At this point less than three hundred people had actually died, but the atmosphere of fear was phenomenal. Everyone knew somebody who had gotten sick some place or other. Stories of infection in nightclubs, in hospitals, even tales where rows of traffic simultaneously wound down their windows to collectively vomit, reached people on a personal level, and crippled them. The first person I knew to get sick was my step-sister. I walked three kilometers to visit her at her house, but she had locked herself in her bedroom, almost insane. She kept screaming "Go the fuck away, go the fuck away." When I was about to go the fuck away she called me back and whispered through the keyhole, "You know this, but stay away from anybody on the way home. When you get home, stay home." I had a hard time not following her advice.

Scientists couldn't figure it out. They still can't. Theories ranged from a new super-virus to radation, from terrorist attacks to alien bacteria. Though the world's medical focus was almost wholly focused on solving the mystery, no inroads were made. The groups which had been hit, one after the other, began to die. Soon the number of fatalities had accumulated to a point where the individual incidents could not be seperated from each other. As the outbreaks had rapidly accelerated, five months on, like a second wave, so did the deaths.

I was infected three months ago. That gives me about eight weeks to live. By the time I die, I reckon about two thirds of the world's population will be gone. Right now the toll stands at around five percent, globally. It's worse in the cities, most people have left. I stayed. God knows where the rest of the world is. Holed up in tents on mountainsides, I imagine. Ironically, the most dangerous places to begin with, initially, have become the safest - public places in once-populated areas are now more often than not deserted. I've spent my days in the university library, and I rarely encounter anyone.

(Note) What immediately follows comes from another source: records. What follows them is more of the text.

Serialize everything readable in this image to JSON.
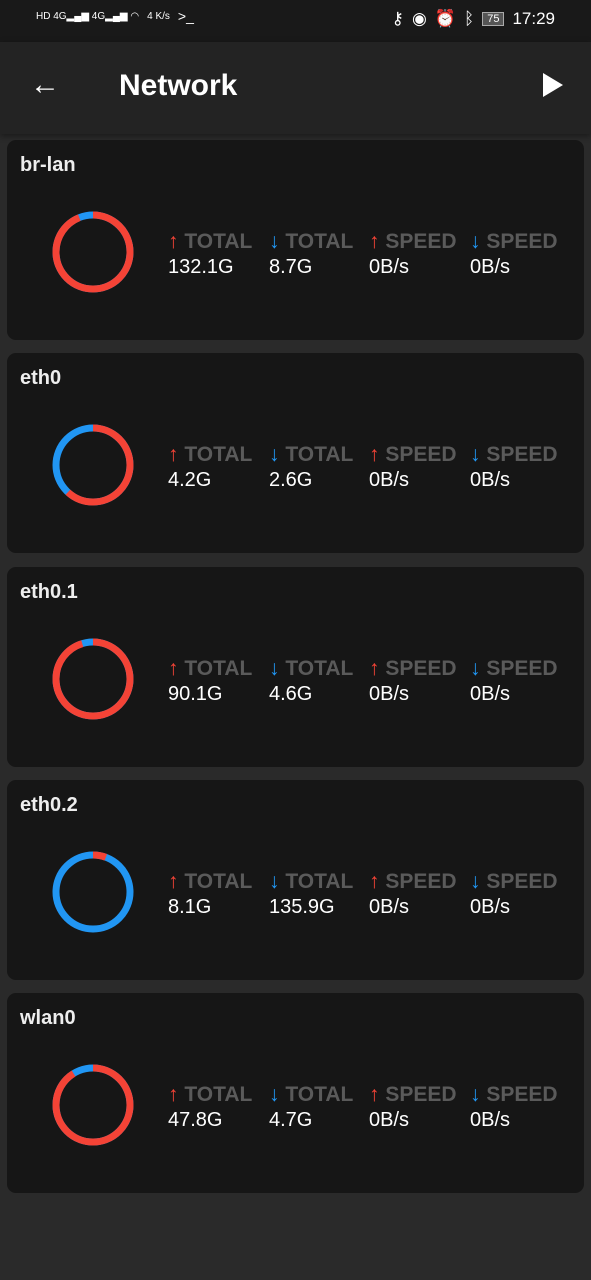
{
  "status_bar": {
    "net_speed_value": "4",
    "net_speed_unit": "K/s",
    "battery": "75",
    "time": "17:29"
  },
  "header": {
    "title": "Network"
  },
  "labels": {
    "up_total": "TOTAL",
    "down_total": "TOTAL",
    "up_speed": "SPEED",
    "down_speed": "SPEED",
    "up_arrow": "↑",
    "down_arrow": "↓"
  },
  "colors": {
    "upload": "#f44336",
    "download": "#2196f3",
    "card": "#161616"
  },
  "interfaces": [
    {
      "name": "br-lan",
      "up_total": "132.1G",
      "down_total": "8.7G",
      "up_speed": "0B/s",
      "down_speed": "0B/s",
      "up_bytes": 132.1,
      "down_bytes": 8.7
    },
    {
      "name": "eth0",
      "up_total": "4.2G",
      "down_total": "2.6G",
      "up_speed": "0B/s",
      "down_speed": "0B/s",
      "up_bytes": 4.2,
      "down_bytes": 2.6
    },
    {
      "name": "eth0.1",
      "up_total": "90.1G",
      "down_total": "4.6G",
      "up_speed": "0B/s",
      "down_speed": "0B/s",
      "up_bytes": 90.1,
      "down_bytes": 4.6
    },
    {
      "name": "eth0.2",
      "up_total": "8.1G",
      "down_total": "135.9G",
      "up_speed": "0B/s",
      "down_speed": "0B/s",
      "up_bytes": 8.1,
      "down_bytes": 135.9
    },
    {
      "name": "wlan0",
      "up_total": "47.8G",
      "down_total": "4.7G",
      "up_speed": "0B/s",
      "down_speed": "0B/s",
      "up_bytes": 47.8,
      "down_bytes": 4.7
    }
  ]
}
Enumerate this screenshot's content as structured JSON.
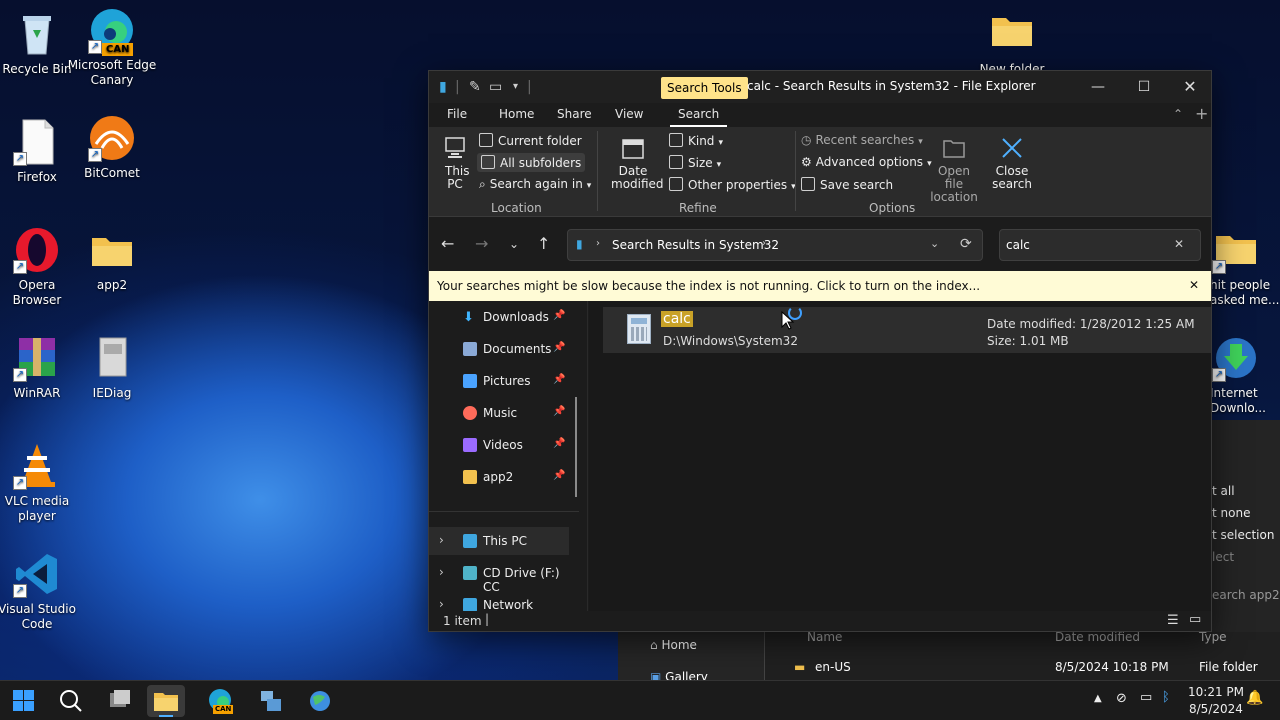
{
  "desktop": {
    "icons": [
      {
        "label": "Recycle Bin"
      },
      {
        "label": "Microsoft Edge Canary",
        "badge": "CAN"
      },
      {
        "label": "Firefox"
      },
      {
        "label": "BitComet"
      },
      {
        "label": "Opera Browser"
      },
      {
        "label": "app2"
      },
      {
        "label": "WinRAR"
      },
      {
        "label": "IEDiag"
      },
      {
        "label": "VLC media player"
      },
      {
        "label": "Visual Studio Code"
      },
      {
        "label": "New folder"
      },
      {
        "label": "hit people asked me..."
      },
      {
        "label": "Internet Downlo..."
      }
    ]
  },
  "explorer": {
    "title": "calc - Search Results in System32 - File Explorer",
    "contextual_tab": "Search Tools",
    "tabs": [
      "File",
      "Home",
      "Share",
      "View",
      "Search"
    ],
    "ribbon": {
      "this_pc": "This PC",
      "current_folder": "Current folder",
      "all_subfolders": "All subfolders",
      "search_again_in": "Search again in",
      "location_group": "Location",
      "date_modified": "Date modified",
      "kind": "Kind",
      "size": "Size",
      "other_properties": "Other properties",
      "refine_group": "Refine",
      "recent_searches": "Recent searches",
      "advanced_options": "Advanced options",
      "save_search": "Save search",
      "open_file_location": "Open file location",
      "close_search": "Close search",
      "options_group": "Options"
    },
    "address": "Search Results in System32",
    "search_value": "calc",
    "info_bar": "Your searches might be slow because the index is not running.  Click to turn on the index...",
    "nav": {
      "quick": [
        {
          "label": "Downloads",
          "color": "#3fb5ff"
        },
        {
          "label": "Documents",
          "color": "#8aa9d6"
        },
        {
          "label": "Pictures",
          "color": "#4aa3ff"
        },
        {
          "label": "Music",
          "color": "#ff6b5a"
        },
        {
          "label": "Videos",
          "color": "#9b6bff"
        },
        {
          "label": "app2",
          "color": "#f2c14e"
        }
      ],
      "tree": [
        {
          "label": "This PC",
          "color": "#3fa7e0"
        },
        {
          "label": "CD Drive (F:) CC",
          "color": "#4fb3c8"
        },
        {
          "label": "Network",
          "color": "#3fa7e0"
        }
      ]
    },
    "result": {
      "name": "calc",
      "path": "D:\\Windows\\System32",
      "date_modified": "Date modified: 1/28/2012 1:25 AM",
      "size": "Size: 1.01 MB"
    },
    "status": "1 item"
  },
  "background_window": {
    "nav_home": "Home",
    "nav_gallery": "Gallery",
    "col_name": "Name",
    "col_date": "Date modified",
    "col_type": "Type",
    "row_name": "en-US",
    "row_date": "8/5/2024 10:18 PM",
    "row_type": "File folder",
    "menu": [
      "t all",
      "t none",
      "t selection",
      "lect"
    ],
    "search": "earch app2"
  },
  "taskbar": {
    "time": "10:21 PM",
    "date": "8/5/2024",
    "edge_badge": "CAN"
  },
  "colors": {
    "accent_highlight": "#ffe38a",
    "info_bar": "#fffbd6",
    "ribbon_bg": "#2b2b2b"
  }
}
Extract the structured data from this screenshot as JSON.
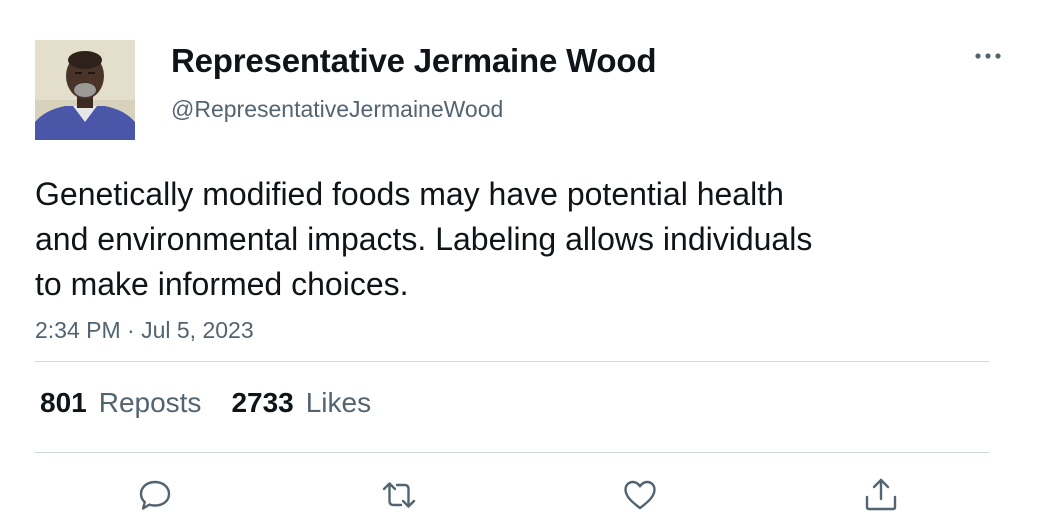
{
  "author": {
    "display_name": "Representative Jermaine Wood",
    "handle": "@RepresentativeJermaineWood"
  },
  "tweet": {
    "text": "Genetically modified foods may have potential health\nand environmental impacts. Labeling allows individuals\nto make informed choices.",
    "timestamp": "2:34 PM · Jul 5, 2023"
  },
  "stats": {
    "reposts_count": "801",
    "reposts_label": "Reposts",
    "likes_count": "2733",
    "likes_label": "Likes"
  },
  "icons": {
    "more": "more-horizontal-icon",
    "reply": "reply-icon",
    "repost": "repost-icon",
    "like": "heart-icon",
    "share": "share-icon"
  },
  "colors": {
    "text_primary": "#0f1419",
    "text_secondary": "#536471",
    "divider": "#cfd9de",
    "icon": "#536471"
  }
}
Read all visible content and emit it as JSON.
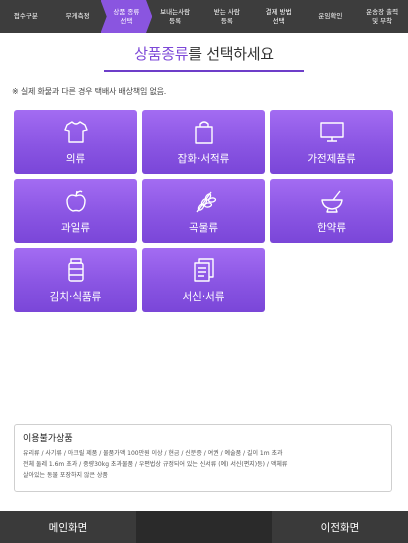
{
  "steps": [
    {
      "label": "접수구분"
    },
    {
      "label": "무게측정"
    },
    {
      "label": "상품 종류\n선택"
    },
    {
      "label": "보내는사람\n등록"
    },
    {
      "label": "받는 사람\n등록"
    },
    {
      "label": "결제 방법\n선택"
    },
    {
      "label": "운임확인"
    },
    {
      "label": "운송장 출력\n및 부착"
    }
  ],
  "active_step": 2,
  "heading": {
    "accent": "상품종류",
    "rest": "를 선택하세요"
  },
  "notice": "※ 실제 화물과 다른 경우 택배사 배상책임 없음.",
  "categories": [
    {
      "label": "의류",
      "icon": "shirt-icon"
    },
    {
      "label": "잡화·서적류",
      "icon": "shopping-bag-icon"
    },
    {
      "label": "가전제품류",
      "icon": "monitor-icon"
    },
    {
      "label": "과일류",
      "icon": "apple-icon"
    },
    {
      "label": "곡물류",
      "icon": "wheat-icon"
    },
    {
      "label": "한약류",
      "icon": "mortar-icon"
    },
    {
      "label": "김치·식품류",
      "icon": "jar-icon"
    },
    {
      "label": "서신·서류",
      "icon": "document-icon"
    }
  ],
  "prohibited": {
    "title": "이용불가상품",
    "lines": [
      "유리류 / 사기류 / 아크릴 제품 / 물품가액 100만원 이상 / 현금 / 신분증 / 여권 / 예술품 / 길이 1m 초과",
      "전체 둘레 1.6m 초과 / 중량30kg 초과물품 / 우편법상 규정되어 있는 신서류 (예) 서신(편지)등) / 액체류",
      "살아있는 동물 포장하지 않은 상품"
    ]
  },
  "buttons": {
    "main": "메인화면",
    "prev": "이전화면"
  },
  "colors": {
    "accent": "#8a55e0",
    "stepbar": "#3d3d3d",
    "bottombar": "#2d2d2d"
  }
}
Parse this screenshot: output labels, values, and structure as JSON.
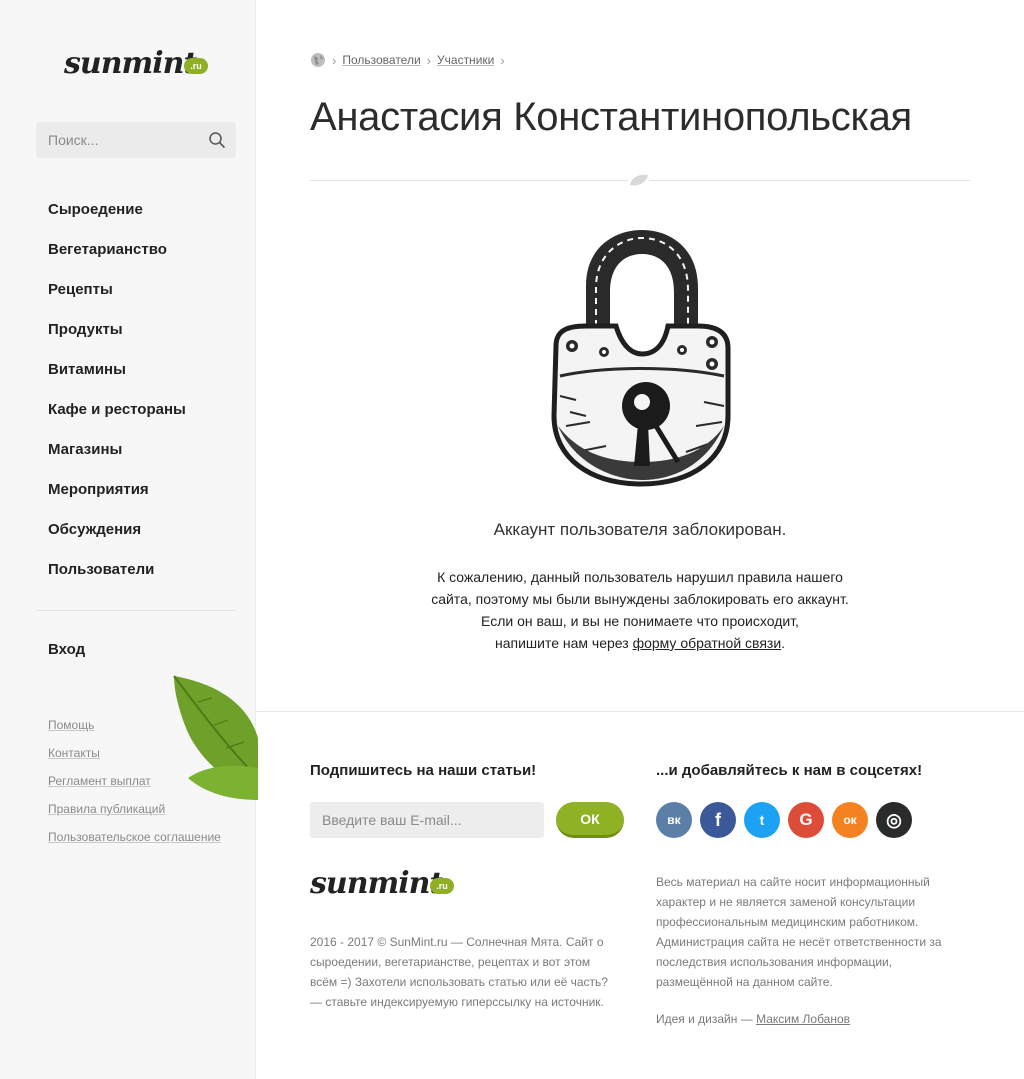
{
  "sidebar": {
    "logo_text": "sunmint",
    "logo_badge": ".ru",
    "search_placeholder": "Поиск...",
    "nav": [
      {
        "label": "Сыроедение"
      },
      {
        "label": "Вегетарианство"
      },
      {
        "label": "Рецепты"
      },
      {
        "label": "Продукты"
      },
      {
        "label": "Витамины"
      },
      {
        "label": "Кафе и рестораны"
      },
      {
        "label": "Магазины"
      },
      {
        "label": "Мероприятия"
      },
      {
        "label": "Обсуждения"
      },
      {
        "label": "Пользователи"
      }
    ],
    "login_label": "Вход",
    "small_links": [
      {
        "label": "Помощь"
      },
      {
        "label": "Контакты"
      },
      {
        "label": "Регламент выплат"
      },
      {
        "label": "Правила публикаций"
      },
      {
        "label": "Пользовательское соглашение"
      }
    ]
  },
  "breadcrumb": {
    "items": [
      {
        "label": "Пользователи"
      },
      {
        "label": "Участники"
      }
    ]
  },
  "page": {
    "title": "Анастасия Константинопольская",
    "blocked_title": "Аккаунт пользователя заблокирован.",
    "blocked_lines": [
      "К сожалению, данный пользователь нарушил правила нашего",
      "сайта, поэтому мы были вынуждены заблокировать его аккаунт.",
      "Если он ваш, и вы не понимаете что происходит,"
    ],
    "blocked_last_prefix": "напишите нам через ",
    "blocked_link": "форму обратной связи",
    "blocked_last_suffix": "."
  },
  "footer": {
    "subscribe_title": "Подпишитесь на наши статьи!",
    "email_placeholder": "Введите ваш E-mail...",
    "ok_label": "ОК",
    "logo_text": "sunmint",
    "logo_badge": ".ru",
    "copyright": "2016 - 2017 © SunMint.ru — Солнечная Мята. Сайт о сыроедении, вегетарианстве, рецептах и вот этом всём =) Захотели использовать статью или её часть? — ставьте индексируемую гиперссылку на источник.",
    "social_title": "...и добавляйтесь к нам в соцсетях!",
    "socials": [
      {
        "name": "vk-icon",
        "glyph": "вк",
        "color": "#5b7fa6"
      },
      {
        "name": "facebook-icon",
        "glyph": "f",
        "color": "#3b5998"
      },
      {
        "name": "twitter-icon",
        "glyph": "t",
        "color": "#1da1f2"
      },
      {
        "name": "google-icon",
        "glyph": "G",
        "color": "#dd4b39"
      },
      {
        "name": "odnoklassniki-icon",
        "glyph": "ок",
        "color": "#f58220"
      },
      {
        "name": "instagram-icon",
        "glyph": "◎",
        "color": "#2b2b2b"
      }
    ],
    "disclaimer": "Весь материал на сайте носит информационный характер и не является заменой консультации профессиональным медицинским работником. Администрация сайта не несёт ответственности за последствия использования информации, размещённой на данном сайте.",
    "credits_prefix": "Идея и дизайн — ",
    "credits_author": "Максим Лобанов"
  },
  "colors": {
    "accent": "#8fb124",
    "text": "#222222",
    "muted": "#7a7a7a"
  }
}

Well that's how it happened anyway. Who knows - maybe they'll find a cure. Even if they do, with all the chaos, I doubt they'll be able to distribute it. As far as I'm concerned, it's the end of the world.